Work instruction:
To complete this task, print all the data below exactly but leave out the images.

Dataset records:
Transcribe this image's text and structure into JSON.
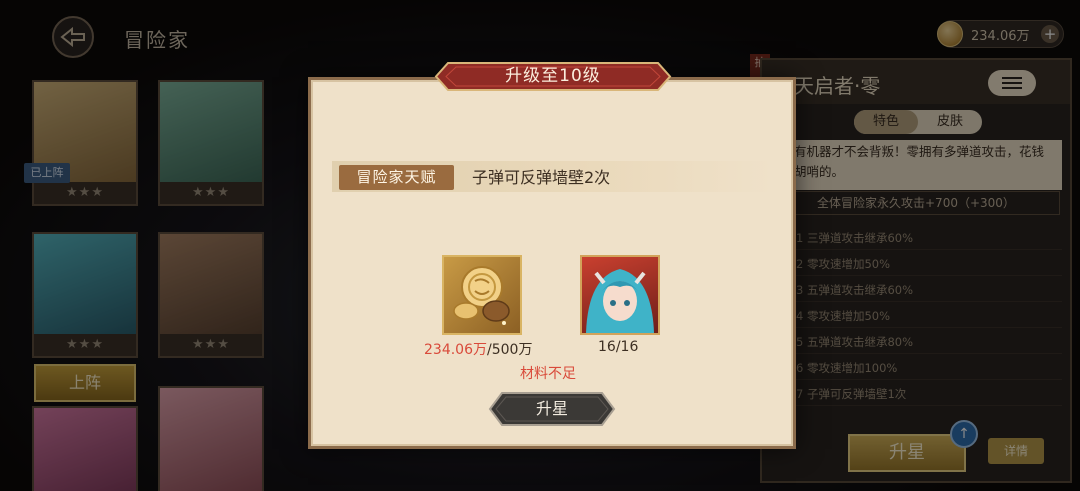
{
  "header": {
    "title": "冒险家",
    "currency": "234.06万"
  },
  "roster": {
    "on_team_tag": "已上阵",
    "deploy_button": "上阵",
    "stars": "★★★"
  },
  "hero_panel": {
    "side_tag": "抽",
    "name": "天启者·零",
    "tabs": [
      "特色",
      "皮肤"
    ],
    "description": "有机器才不会背叛！零拥有多弹道攻击，花钱胡哨的。",
    "bonus": "全体冒险家永久攻击+700（+300）",
    "star_rows": [
      "1 三弹道攻击继承60%",
      "2 零攻速增加50%",
      "3 五弹道攻击继承60%",
      "4 零攻速增加50%",
      "5 五弹道攻击继承80%",
      "6 零攻速增加100%",
      "7 子弹可反弹墙壁1次"
    ],
    "star_button": "升星",
    "detail_button": "详情"
  },
  "modal": {
    "title": "升级至10级",
    "talent_tag": "冒险家天赋",
    "talent_text": "子弹可反弹墙壁2次",
    "coin_have": "234.06万",
    "coin_need": "/500万",
    "hero_count": "16/16",
    "warning": "材料不足",
    "confirm_button": "升星"
  },
  "colors": {
    "dialog_bg": "#efe1c9",
    "ribbon": "#8f2b25",
    "insufficient": "#d94a3a",
    "talent_tag": "#9a6b3f"
  }
}
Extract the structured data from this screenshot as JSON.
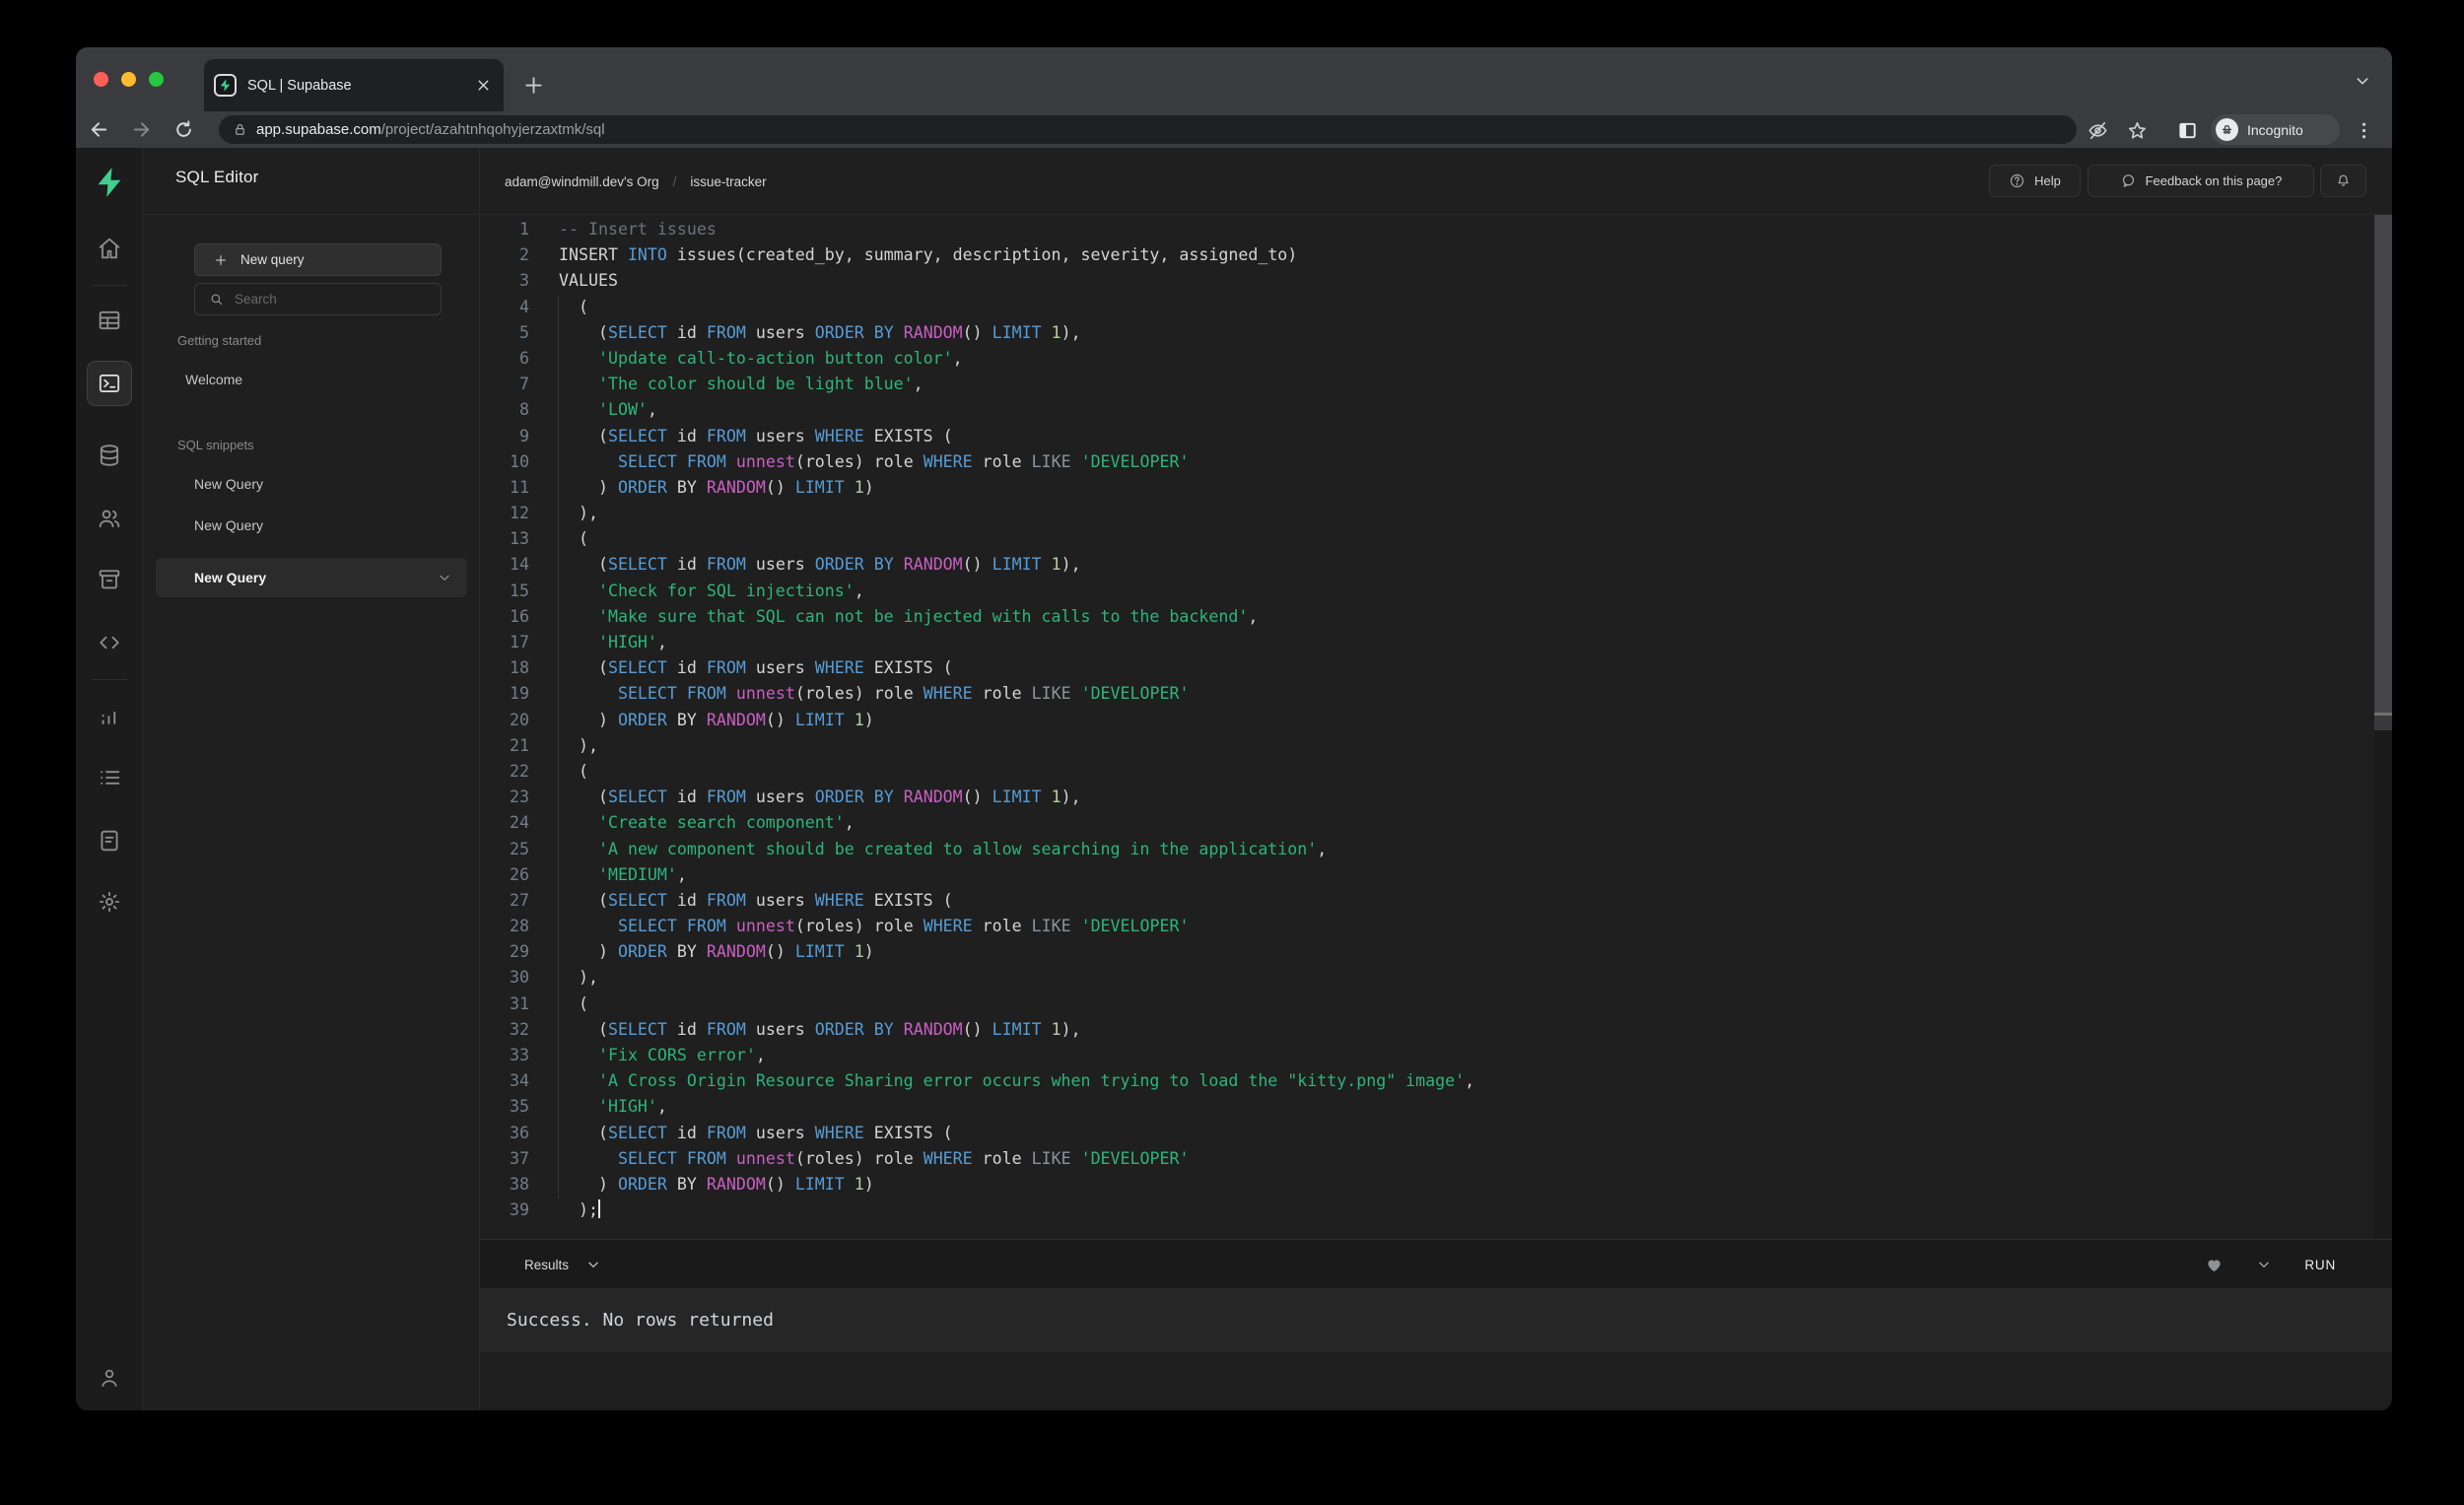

Solution to this task:
Transcribe this image's text and structure into JSON.
{
  "header": {
    "title": "冒险家",
    "currency": "234.06万"
  },
  "roster": {
    "on_team_tag": "已上阵",
    "deploy_button": "上阵",
    "stars": "★★★"
  },
  "hero_panel": {
    "side_tag": "抽",
    "name": "天启者·零",
    "tabs": [
      "特色",
      "皮肤"
    ],
    "description": "有机器才不会背叛！零拥有多弹道攻击，花钱胡哨的。",
    "bonus": "全体冒险家永久攻击+700（+300）",
    "star_rows": [
      "1 三弹道攻击继承60%",
      "2 零攻速增加50%",
      "3 五弹道攻击继承60%",
      "4 零攻速增加50%",
      "5 五弹道攻击继承80%",
      "6 零攻速增加100%",
      "7 子弹可反弹墙壁1次"
    ],
    "star_button": "升星",
    "detail_button": "详情"
  },
  "modal": {
    "title": "升级至10级",
    "talent_tag": "冒险家天赋",
    "talent_text": "子弹可反弹墙壁2次",
    "coin_have": "234.06万",
    "coin_need": "/500万",
    "hero_count": "16/16",
    "warning": "材料不足",
    "confirm_button": "升星"
  },
  "colors": {
    "dialog_bg": "#efe1c9",
    "ribbon": "#8f2b25",
    "insufficient": "#d94a3a",
    "talent_tag": "#9a6b3f"
  }
}
Extract the structured data from this screenshot as JSON.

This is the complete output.